MARY-LOU FINLAY & RICHARD FORD The storied host of as it happens drops chats with Gregory Beatty about her new book, which she will bring to this years Festival Of Words in Moose Jaw. It is an excellent interview. Also, Stephen LaRose speaks with Pulitzer Prize-winning author Richard Ford, who's heading up to St. Michael's retreat for the Sage Hill writing workshop's 20th anniversary celebration. Also a fine conversation.
ROLLER DERBY! Another LaRose special, this one about the wheeled warriors of the Pile O' Bones roller derby squad. A great article, loads of fun.
ANNNNND THERE'S MORE! The secrets of the summer news hole, revealed! A horrifying look at the impacts of a range of climate changes that will make you want to hide under your bed for weeks with the air conditioning cranked! A fair and objective report on the Saskatchewan Party government's stupid idea that marriage commissioners (who get their cheques signed by taxpayers, not churches) should have the right to not marry couples they don't approve of (i.e. same-sex)! A depressing column by Gwynne Dyer about nuclear proliferation! An appetizing look at TWO great restaurants by Dining Dave! A review of Bruno! A review of the mediocre new CD by the guy from the White Stripes who should go back to his day job! And much more, including Street Wear, David Suzuki, My Music, Ask Greg, Queen City Confidential, News Quirks, and other examples of splendid printed-word fun. Look for it in grocery and convenience stores, pubs, coffee shops and our distinctive yellow street boxes. There are around 400 locatiions city-wide!
(And here’s some context from the New York Times’ Paul Krugman.)
Crap like this is why I freak out when I hear even a whisper suggesting the Canadian Medical Association might support ANY degree of private health care. Whenever ANYONE uses the word “socialism” to scapegoat political opponents or frighten the public, I think of haters like Reagan, whose evil bullshit helped entrench the for-profit U.S. health care system. Which makes lots of money for the U.S. insurance industry while failing countless Americans. This stuff makes me extra-furious because thanks to America’s bad example, Canada’s beloved public system is always under the shadow of privatization.

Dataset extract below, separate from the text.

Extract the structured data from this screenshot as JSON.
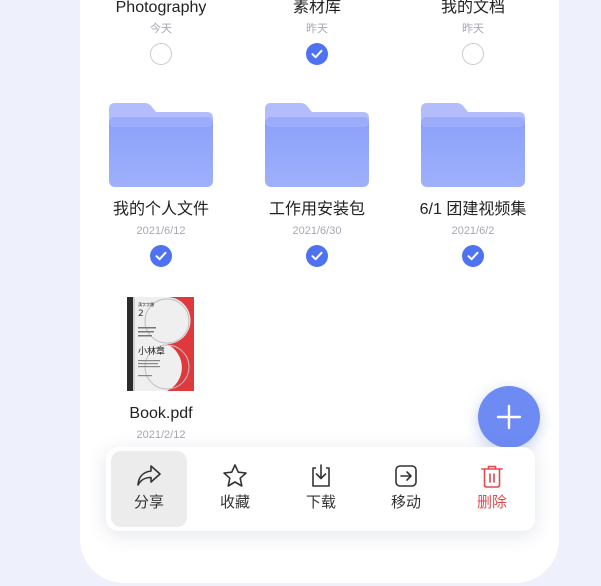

You know, I’m just a (co-) small business owner who wants to make enough money to enjoy the one life I get and have a fun job with swell co-workers. And I’m smart enough to realize it’s usually the so-called “socialists” who bring forward the ideas that actually benefit lower-middle class me and my scruffy company. They’re the ones who talk about fair taxation, a strong public sector, protecting the environment, looking out for the vulnerable. etc. etc. All the sane stuff I support.
Unless you’re a multi-millionaire it’s in your interests to be on the “socialist” team, too. Best of all, you don’t actually have to BE a socialist. You'll just have to put up with name-calling by prostitute politicians who care more about their special interest group buddies than they do about you.